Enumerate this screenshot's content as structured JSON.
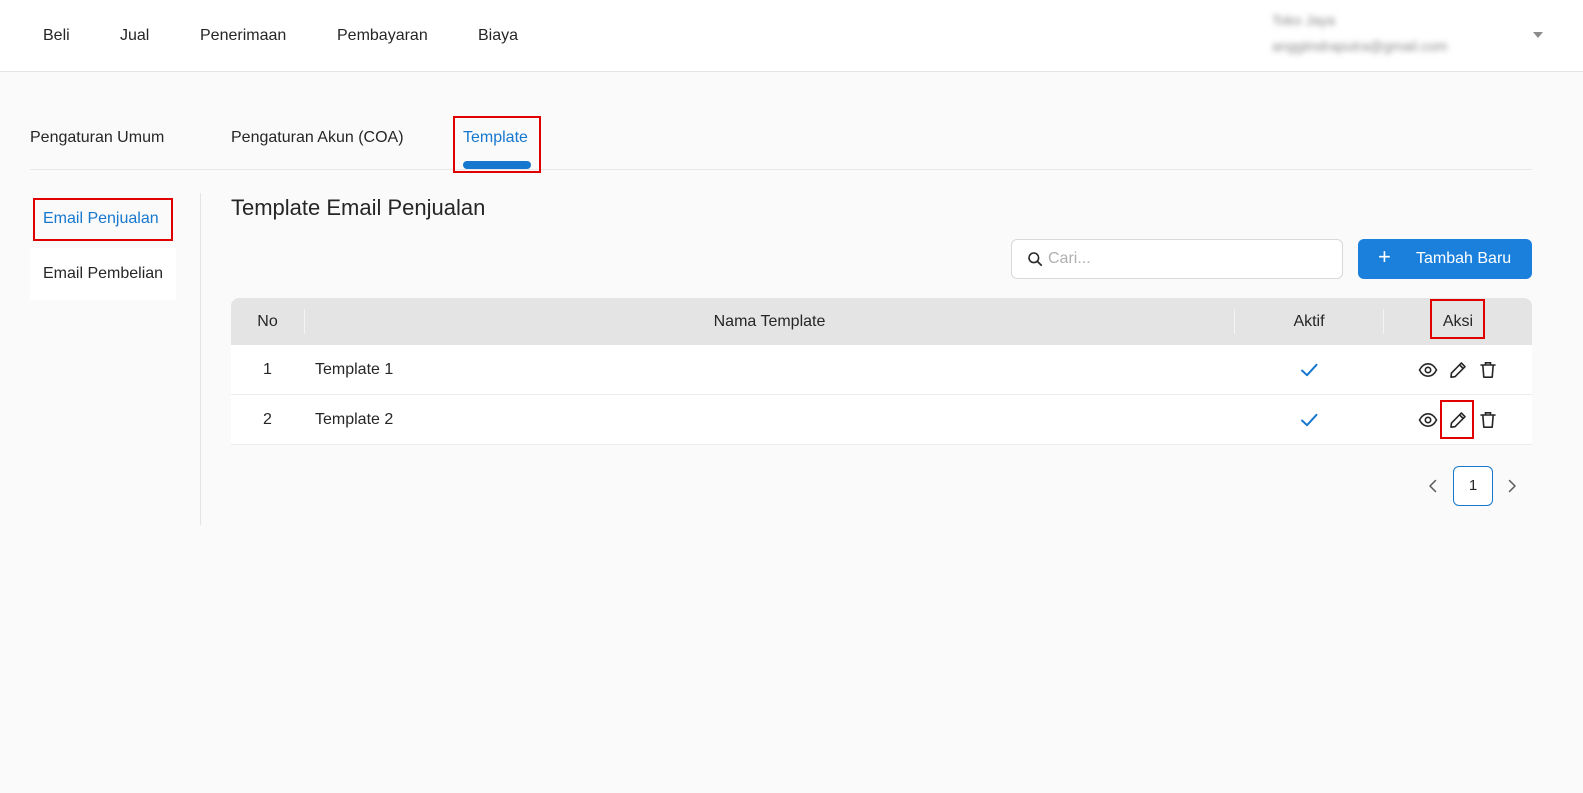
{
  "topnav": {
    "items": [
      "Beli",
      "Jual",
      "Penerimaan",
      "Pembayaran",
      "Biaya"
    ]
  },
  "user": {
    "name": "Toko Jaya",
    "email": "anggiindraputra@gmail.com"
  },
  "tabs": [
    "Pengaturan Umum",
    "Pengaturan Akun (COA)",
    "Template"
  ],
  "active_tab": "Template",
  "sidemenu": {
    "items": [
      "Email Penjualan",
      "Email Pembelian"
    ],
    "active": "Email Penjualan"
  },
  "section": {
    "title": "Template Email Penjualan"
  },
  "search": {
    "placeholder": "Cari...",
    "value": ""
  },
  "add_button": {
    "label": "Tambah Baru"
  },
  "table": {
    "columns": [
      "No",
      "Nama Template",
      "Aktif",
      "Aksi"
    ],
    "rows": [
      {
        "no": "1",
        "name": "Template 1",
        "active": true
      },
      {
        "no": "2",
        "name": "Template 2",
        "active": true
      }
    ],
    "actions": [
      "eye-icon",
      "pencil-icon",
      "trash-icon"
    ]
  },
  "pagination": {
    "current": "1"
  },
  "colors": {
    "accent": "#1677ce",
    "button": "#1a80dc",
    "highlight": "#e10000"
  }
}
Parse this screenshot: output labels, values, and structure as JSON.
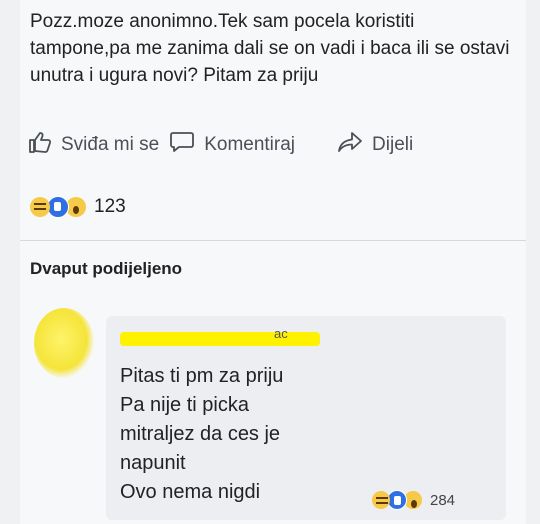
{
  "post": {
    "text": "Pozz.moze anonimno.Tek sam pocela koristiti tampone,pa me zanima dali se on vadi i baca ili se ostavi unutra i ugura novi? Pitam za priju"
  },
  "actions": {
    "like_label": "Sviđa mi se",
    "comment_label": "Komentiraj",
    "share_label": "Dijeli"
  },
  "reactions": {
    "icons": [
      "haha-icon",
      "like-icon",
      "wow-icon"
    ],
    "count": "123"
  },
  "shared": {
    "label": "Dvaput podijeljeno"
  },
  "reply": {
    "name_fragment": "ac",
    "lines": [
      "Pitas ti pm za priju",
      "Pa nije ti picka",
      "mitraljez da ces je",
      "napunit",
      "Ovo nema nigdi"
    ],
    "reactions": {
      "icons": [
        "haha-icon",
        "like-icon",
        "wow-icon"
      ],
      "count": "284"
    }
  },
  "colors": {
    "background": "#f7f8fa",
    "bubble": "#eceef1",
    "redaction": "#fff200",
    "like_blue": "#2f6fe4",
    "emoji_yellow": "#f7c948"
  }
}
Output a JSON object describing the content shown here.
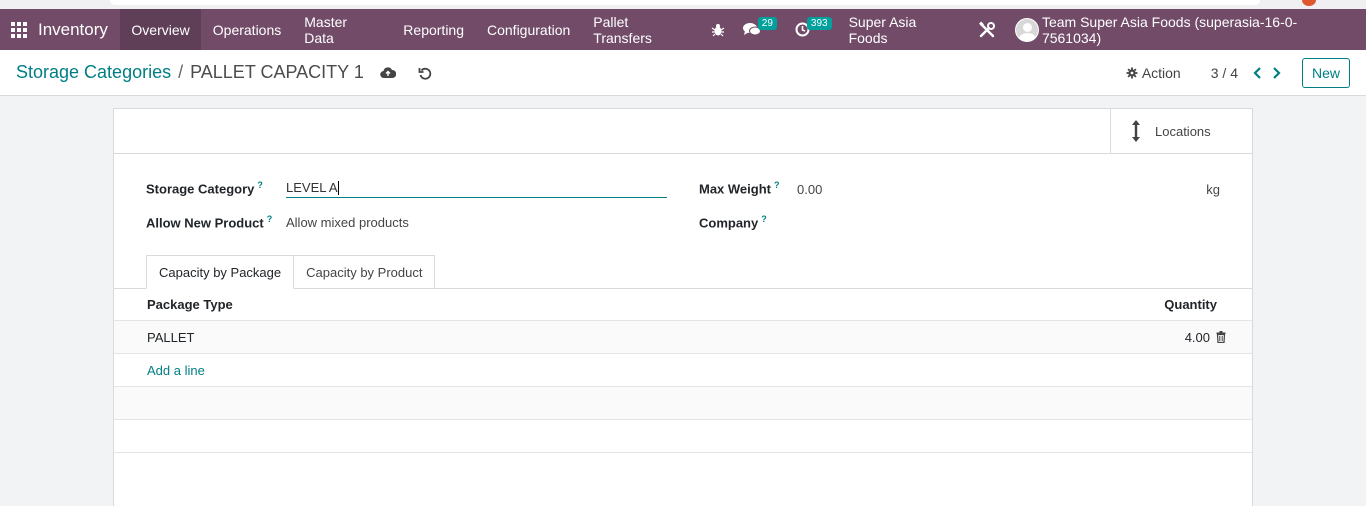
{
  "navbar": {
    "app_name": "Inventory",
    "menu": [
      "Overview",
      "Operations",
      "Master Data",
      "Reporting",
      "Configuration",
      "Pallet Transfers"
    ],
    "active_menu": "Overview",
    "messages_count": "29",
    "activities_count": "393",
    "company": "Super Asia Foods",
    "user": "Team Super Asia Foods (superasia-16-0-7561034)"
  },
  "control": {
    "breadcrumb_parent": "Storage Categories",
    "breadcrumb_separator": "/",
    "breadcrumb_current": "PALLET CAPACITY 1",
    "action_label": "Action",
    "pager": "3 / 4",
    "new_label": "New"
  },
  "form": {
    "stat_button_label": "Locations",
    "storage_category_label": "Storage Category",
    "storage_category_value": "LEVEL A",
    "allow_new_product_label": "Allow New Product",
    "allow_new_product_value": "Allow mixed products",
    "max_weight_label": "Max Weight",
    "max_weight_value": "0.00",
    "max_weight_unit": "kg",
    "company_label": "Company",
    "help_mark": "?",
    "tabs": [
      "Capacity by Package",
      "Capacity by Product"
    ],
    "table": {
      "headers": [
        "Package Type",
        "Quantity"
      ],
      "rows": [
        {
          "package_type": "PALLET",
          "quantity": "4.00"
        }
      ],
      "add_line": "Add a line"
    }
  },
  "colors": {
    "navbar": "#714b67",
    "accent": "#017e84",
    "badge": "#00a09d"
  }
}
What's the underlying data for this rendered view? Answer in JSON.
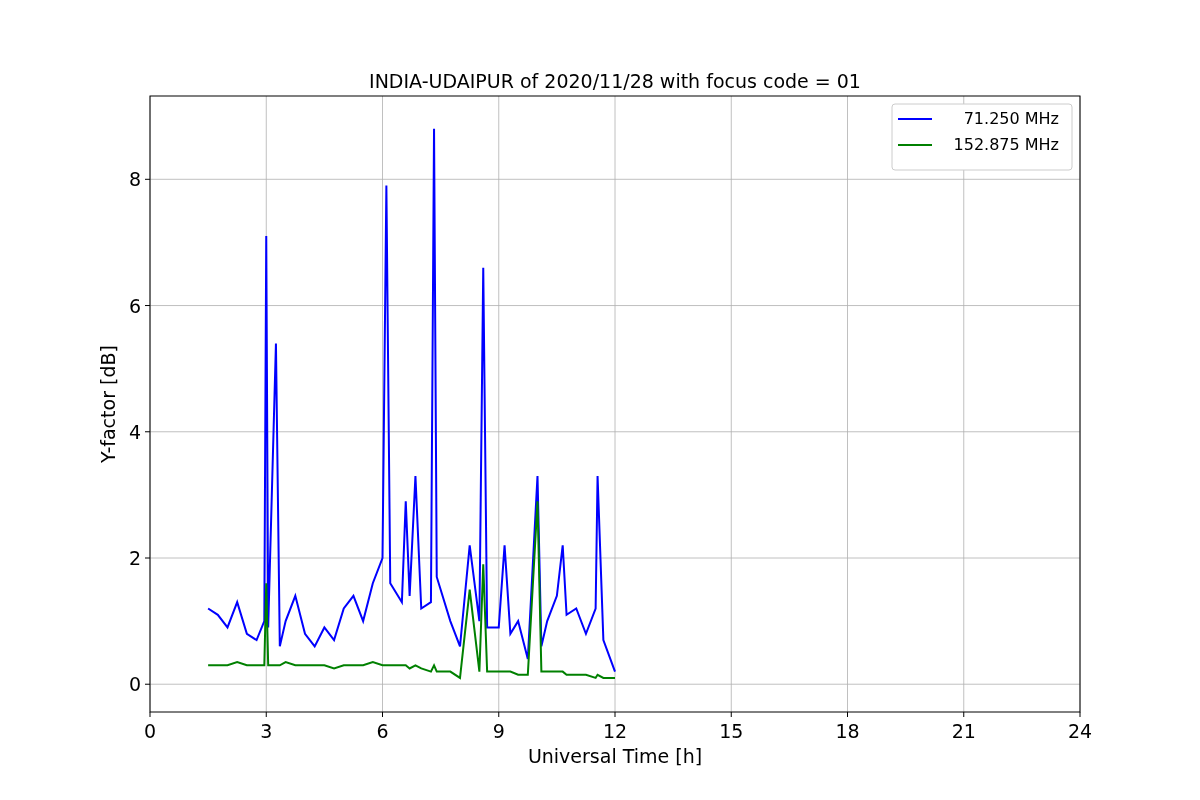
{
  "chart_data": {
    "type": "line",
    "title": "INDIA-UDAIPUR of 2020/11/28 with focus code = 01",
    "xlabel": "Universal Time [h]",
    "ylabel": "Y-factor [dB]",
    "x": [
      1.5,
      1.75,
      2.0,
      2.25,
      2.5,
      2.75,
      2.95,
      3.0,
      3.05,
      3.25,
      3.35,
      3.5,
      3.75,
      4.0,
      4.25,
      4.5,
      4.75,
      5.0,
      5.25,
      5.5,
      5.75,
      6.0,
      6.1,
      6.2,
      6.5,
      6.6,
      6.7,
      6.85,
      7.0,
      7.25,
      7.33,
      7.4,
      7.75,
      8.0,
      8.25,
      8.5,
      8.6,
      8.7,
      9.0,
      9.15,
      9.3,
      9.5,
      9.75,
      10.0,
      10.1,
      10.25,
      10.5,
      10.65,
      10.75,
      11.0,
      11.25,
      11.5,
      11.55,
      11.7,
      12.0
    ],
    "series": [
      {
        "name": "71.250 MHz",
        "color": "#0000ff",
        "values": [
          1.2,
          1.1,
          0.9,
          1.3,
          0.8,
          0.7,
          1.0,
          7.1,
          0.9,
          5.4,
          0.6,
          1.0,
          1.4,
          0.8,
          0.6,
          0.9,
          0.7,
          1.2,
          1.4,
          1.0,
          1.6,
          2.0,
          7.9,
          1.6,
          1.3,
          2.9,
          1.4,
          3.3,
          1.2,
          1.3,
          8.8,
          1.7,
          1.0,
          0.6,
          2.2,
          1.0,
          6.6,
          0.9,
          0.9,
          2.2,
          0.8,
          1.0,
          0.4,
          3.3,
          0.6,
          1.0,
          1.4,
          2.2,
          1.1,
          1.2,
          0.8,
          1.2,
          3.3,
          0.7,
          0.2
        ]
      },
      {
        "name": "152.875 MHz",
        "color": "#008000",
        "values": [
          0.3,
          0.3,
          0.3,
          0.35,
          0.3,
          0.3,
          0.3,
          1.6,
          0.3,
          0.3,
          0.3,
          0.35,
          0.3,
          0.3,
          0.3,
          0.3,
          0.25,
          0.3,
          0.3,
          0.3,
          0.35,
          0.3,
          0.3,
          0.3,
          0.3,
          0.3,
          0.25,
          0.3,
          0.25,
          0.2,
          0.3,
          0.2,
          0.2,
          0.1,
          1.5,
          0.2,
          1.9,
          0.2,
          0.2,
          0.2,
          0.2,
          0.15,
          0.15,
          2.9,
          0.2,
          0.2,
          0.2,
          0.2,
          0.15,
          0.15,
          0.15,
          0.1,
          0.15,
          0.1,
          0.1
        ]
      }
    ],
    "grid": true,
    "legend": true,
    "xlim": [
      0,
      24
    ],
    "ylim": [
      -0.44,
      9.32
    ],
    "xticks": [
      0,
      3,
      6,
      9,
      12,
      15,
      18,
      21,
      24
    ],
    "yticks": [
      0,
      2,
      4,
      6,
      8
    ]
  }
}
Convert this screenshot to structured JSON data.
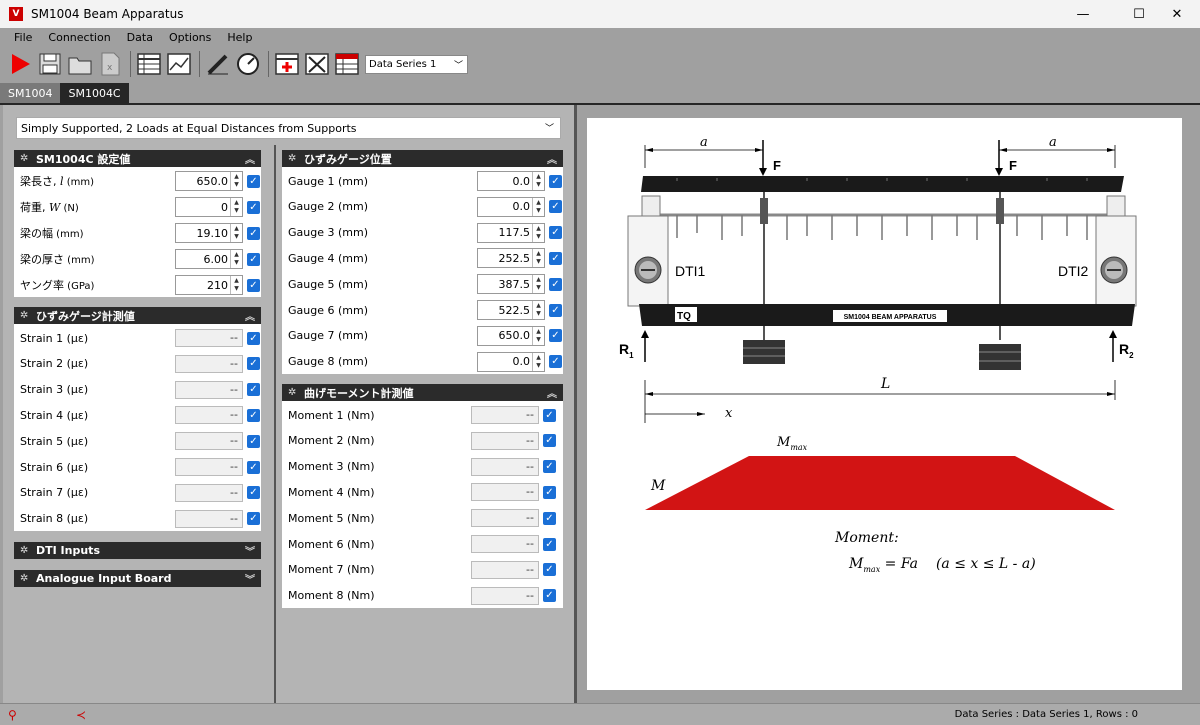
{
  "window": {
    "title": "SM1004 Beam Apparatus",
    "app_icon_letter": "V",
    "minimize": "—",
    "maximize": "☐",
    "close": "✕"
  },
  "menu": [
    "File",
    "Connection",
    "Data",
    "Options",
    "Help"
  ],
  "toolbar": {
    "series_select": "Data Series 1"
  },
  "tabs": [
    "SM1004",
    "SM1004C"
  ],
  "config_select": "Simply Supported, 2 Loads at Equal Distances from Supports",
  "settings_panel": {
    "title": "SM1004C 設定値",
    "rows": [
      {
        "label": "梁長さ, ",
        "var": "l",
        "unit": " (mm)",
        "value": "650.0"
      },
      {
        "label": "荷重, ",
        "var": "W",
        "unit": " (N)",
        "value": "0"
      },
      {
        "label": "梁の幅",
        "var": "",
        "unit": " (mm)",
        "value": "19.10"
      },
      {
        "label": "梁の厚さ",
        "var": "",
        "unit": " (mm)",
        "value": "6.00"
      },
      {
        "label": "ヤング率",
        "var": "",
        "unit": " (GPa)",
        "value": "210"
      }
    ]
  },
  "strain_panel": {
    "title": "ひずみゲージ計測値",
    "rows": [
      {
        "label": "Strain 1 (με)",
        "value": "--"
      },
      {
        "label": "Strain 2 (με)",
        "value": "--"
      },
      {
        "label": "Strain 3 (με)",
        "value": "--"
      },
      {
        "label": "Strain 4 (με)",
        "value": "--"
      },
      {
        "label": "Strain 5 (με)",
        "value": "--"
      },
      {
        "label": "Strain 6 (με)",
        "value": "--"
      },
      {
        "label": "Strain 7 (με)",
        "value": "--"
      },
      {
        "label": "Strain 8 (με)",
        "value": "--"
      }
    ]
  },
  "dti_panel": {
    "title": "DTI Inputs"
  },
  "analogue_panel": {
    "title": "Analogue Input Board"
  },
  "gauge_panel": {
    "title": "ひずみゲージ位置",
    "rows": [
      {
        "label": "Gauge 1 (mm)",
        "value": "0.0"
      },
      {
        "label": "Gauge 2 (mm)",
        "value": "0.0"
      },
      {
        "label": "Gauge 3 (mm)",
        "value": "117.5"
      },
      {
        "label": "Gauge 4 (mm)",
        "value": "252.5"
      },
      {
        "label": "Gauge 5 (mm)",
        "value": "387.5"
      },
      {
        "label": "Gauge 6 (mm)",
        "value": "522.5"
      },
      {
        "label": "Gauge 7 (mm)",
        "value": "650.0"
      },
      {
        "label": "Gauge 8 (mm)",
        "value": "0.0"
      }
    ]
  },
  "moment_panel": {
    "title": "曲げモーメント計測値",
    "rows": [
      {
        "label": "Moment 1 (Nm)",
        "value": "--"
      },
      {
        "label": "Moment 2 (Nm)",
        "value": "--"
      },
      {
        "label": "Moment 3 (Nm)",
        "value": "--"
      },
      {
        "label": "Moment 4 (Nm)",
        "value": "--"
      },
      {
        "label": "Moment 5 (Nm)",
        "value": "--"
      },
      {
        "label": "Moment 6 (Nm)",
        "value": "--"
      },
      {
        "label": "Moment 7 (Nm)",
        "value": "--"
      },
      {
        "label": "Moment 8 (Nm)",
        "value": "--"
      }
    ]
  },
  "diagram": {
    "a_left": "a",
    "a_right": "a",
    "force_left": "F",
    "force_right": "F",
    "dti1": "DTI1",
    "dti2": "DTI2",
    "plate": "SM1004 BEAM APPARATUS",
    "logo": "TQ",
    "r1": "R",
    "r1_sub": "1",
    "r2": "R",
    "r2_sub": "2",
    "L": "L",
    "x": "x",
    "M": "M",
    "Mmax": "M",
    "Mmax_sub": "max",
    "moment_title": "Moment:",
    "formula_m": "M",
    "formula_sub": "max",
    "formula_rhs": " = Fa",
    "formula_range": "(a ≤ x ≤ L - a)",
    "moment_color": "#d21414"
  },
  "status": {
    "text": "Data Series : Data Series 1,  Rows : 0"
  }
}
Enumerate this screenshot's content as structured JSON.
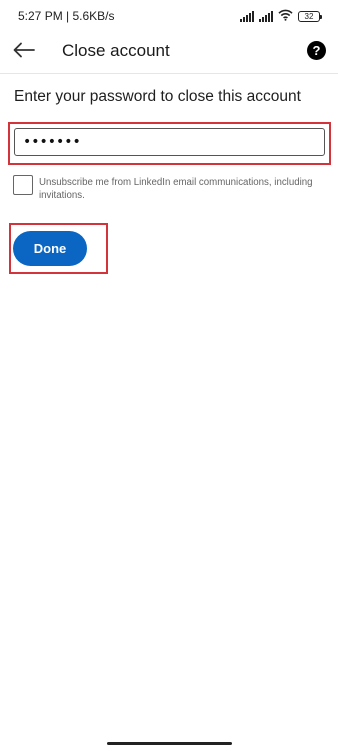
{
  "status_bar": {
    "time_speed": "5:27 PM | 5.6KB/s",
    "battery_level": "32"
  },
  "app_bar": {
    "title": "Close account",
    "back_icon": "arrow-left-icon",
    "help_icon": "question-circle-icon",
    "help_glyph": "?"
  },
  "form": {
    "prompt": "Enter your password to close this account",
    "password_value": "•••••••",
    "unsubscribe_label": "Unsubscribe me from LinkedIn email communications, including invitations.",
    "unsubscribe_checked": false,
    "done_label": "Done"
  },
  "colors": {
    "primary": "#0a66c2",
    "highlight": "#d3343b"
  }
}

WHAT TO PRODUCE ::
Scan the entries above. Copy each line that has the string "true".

YOUR SOLUTION ::
        "active": true
        "active": true
    "grid": true,
    "legend": true,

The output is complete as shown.